Saved data entries

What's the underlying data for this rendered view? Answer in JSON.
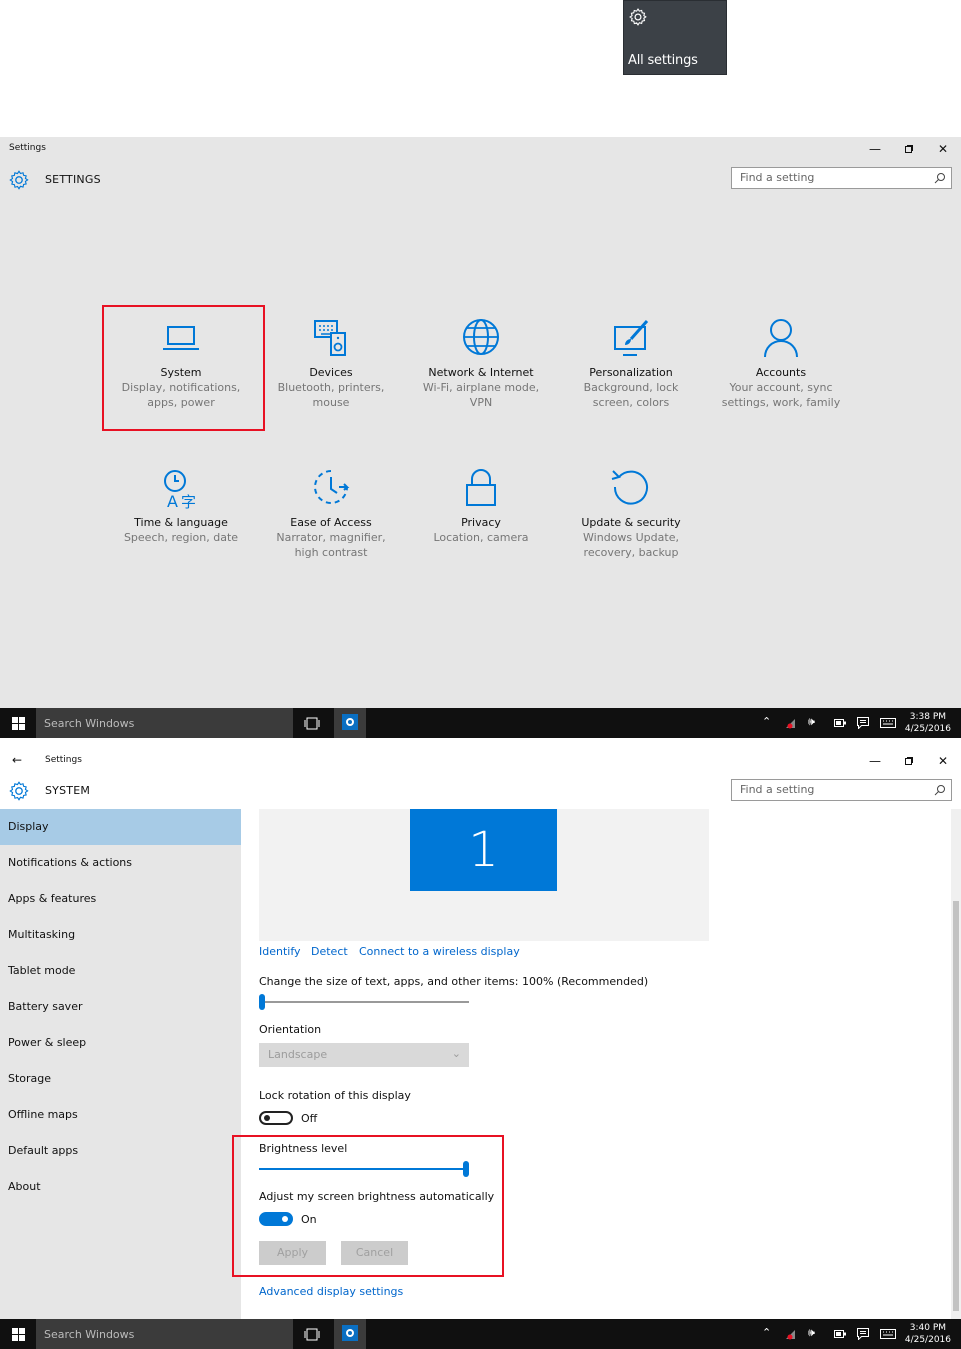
{
  "tile": {
    "label": "All settings",
    "icon": "gear-icon"
  },
  "window1": {
    "title": "Settings",
    "header": "SETTINGS",
    "search_placeholder": "Find a setting",
    "time": "3:38 PM",
    "date": "4/25/2016",
    "categories": [
      {
        "name": "System",
        "desc1": "Display, notifications,",
        "desc2": "apps, power",
        "icon": "laptop-icon"
      },
      {
        "name": "Devices",
        "desc1": "Bluetooth, printers,",
        "desc2": "mouse",
        "icon": "devices-icon"
      },
      {
        "name": "Network & Internet",
        "desc1": "Wi-Fi, airplane mode,",
        "desc2": "VPN",
        "icon": "globe-icon"
      },
      {
        "name": "Personalization",
        "desc1": "Background, lock",
        "desc2": "screen, colors",
        "icon": "paintbrush-icon"
      },
      {
        "name": "Accounts",
        "desc1": "Your account, sync",
        "desc2": "settings, work, family",
        "icon": "person-icon"
      },
      {
        "name": "Time & language",
        "desc1": "Speech, region, date",
        "desc2": "",
        "icon": "time-language-icon"
      },
      {
        "name": "Ease of Access",
        "desc1": "Narrator, magnifier,",
        "desc2": "high contrast",
        "icon": "ease-of-access-icon"
      },
      {
        "name": "Privacy",
        "desc1": "Location, camera",
        "desc2": "",
        "icon": "lock-icon"
      },
      {
        "name": "Update & security",
        "desc1": "Windows Update,",
        "desc2": "recovery, backup",
        "icon": "refresh-icon"
      }
    ]
  },
  "taskbar": {
    "search_placeholder": "Search Windows"
  },
  "window2": {
    "title": "Settings",
    "header": "SYSTEM",
    "search_placeholder": "Find a setting",
    "time": "3:40 PM",
    "date": "4/25/2016",
    "sidebar": [
      "Display",
      "Notifications & actions",
      "Apps & features",
      "Multitasking",
      "Tablet mode",
      "Battery saver",
      "Power & sleep",
      "Storage",
      "Offline maps",
      "Default apps",
      "About"
    ],
    "monitor_number": "1",
    "links": {
      "identify": "Identify",
      "detect": "Detect",
      "connect": "Connect to a wireless display",
      "advanced": "Advanced display settings"
    },
    "scale_label": "Change the size of text, apps, and other items: 100% (Recommended)",
    "scale_level": 0,
    "orientation_label": "Orientation",
    "orientation_value": "Landscape",
    "lock_rotation_label": "Lock rotation of this display",
    "lock_rotation_state": "Off",
    "brightness_label": "Brightness level",
    "brightness_level": 1.0,
    "auto_brightness_label": "Adjust my screen brightness automatically",
    "auto_brightness_state": "On",
    "apply_label": "Apply",
    "cancel_label": "Cancel"
  }
}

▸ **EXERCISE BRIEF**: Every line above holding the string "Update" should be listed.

▸ **OUTPUT FOR THIS TASK**:
        "name": "Update & security",
        "desc1": "Windows Update,",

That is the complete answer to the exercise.